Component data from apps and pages
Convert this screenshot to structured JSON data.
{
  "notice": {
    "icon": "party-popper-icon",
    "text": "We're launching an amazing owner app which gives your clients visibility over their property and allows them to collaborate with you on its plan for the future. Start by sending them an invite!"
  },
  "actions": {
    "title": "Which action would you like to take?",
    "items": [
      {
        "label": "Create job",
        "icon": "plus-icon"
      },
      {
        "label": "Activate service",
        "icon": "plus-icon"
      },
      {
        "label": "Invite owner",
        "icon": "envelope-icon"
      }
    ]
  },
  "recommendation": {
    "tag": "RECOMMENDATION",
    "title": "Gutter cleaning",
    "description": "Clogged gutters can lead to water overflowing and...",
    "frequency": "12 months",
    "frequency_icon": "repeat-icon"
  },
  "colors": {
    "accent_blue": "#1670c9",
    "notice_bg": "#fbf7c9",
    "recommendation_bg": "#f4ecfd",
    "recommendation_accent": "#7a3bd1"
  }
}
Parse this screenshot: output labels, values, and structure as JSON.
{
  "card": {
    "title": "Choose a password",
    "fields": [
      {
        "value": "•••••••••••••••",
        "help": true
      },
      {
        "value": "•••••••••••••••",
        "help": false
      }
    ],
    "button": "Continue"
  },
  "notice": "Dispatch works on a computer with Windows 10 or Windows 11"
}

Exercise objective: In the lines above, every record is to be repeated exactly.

Expected answer:
Convert this screenshot to structured JSON data.
{
  "notice": {
    "icon": "party-popper-icon",
    "text": "We're launching an amazing owner app which gives your clients visibility over their property and allows them to collaborate with you on its plan for the future. Start by sending them an invite!"
  },
  "actions": {
    "title": "Which action would you like to take?",
    "items": [
      {
        "label": "Create job",
        "icon": "plus-icon"
      },
      {
        "label": "Activate service",
        "icon": "plus-icon"
      },
      {
        "label": "Invite owner",
        "icon": "envelope-icon"
      }
    ]
  },
  "recommendation": {
    "tag": "RECOMMENDATION",
    "title": "Gutter cleaning",
    "description": "Clogged gutters can lead to water overflowing and...",
    "frequency": "12 months",
    "frequency_icon": "repeat-icon"
  },
  "colors": {
    "accent_blue": "#1670c9",
    "notice_bg": "#fbf7c9",
    "recommendation_bg": "#f4ecfd",
    "recommendation_accent": "#7a3bd1"
  }
}
Parse this screenshot: output labels, values, and structure as JSON.
{
  "card": {
    "title": "Choose a password",
    "fields": [
      {
        "value": "•••••••••••••••",
        "help": true
      },
      {
        "value": "•••••••••••••••",
        "help": false
      }
    ],
    "button": "Continue"
  },
  "notice": "Dispatch works on a computer with Windows 10 or Windows 11"
}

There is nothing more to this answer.